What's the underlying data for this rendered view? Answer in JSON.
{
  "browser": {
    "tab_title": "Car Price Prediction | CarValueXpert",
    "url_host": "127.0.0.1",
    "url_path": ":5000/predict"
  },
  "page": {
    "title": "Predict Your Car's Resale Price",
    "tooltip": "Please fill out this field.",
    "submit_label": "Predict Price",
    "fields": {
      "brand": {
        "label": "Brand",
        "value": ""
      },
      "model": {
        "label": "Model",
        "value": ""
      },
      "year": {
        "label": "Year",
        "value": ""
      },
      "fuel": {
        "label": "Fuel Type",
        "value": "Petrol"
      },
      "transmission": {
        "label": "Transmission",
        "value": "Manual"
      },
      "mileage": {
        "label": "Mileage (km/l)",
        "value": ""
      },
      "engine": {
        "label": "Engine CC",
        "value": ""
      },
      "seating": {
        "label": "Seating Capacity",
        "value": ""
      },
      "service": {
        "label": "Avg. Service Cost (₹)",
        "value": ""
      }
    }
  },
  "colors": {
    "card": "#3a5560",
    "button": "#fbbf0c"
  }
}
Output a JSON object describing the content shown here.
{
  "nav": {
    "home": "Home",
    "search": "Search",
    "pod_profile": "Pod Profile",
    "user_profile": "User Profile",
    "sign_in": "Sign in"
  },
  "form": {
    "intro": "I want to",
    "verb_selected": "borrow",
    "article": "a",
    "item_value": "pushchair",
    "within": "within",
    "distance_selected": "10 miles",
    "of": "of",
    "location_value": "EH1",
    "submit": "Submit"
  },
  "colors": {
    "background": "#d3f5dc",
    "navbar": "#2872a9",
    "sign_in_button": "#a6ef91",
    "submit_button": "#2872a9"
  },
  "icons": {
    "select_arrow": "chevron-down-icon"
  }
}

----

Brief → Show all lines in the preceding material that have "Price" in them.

Response for this exercise →
    "tab_title": "Car Price Prediction | CarValueXpert",
    "title": "Predict Your Car's Resale Price",
    "submit_label": "Predict Price",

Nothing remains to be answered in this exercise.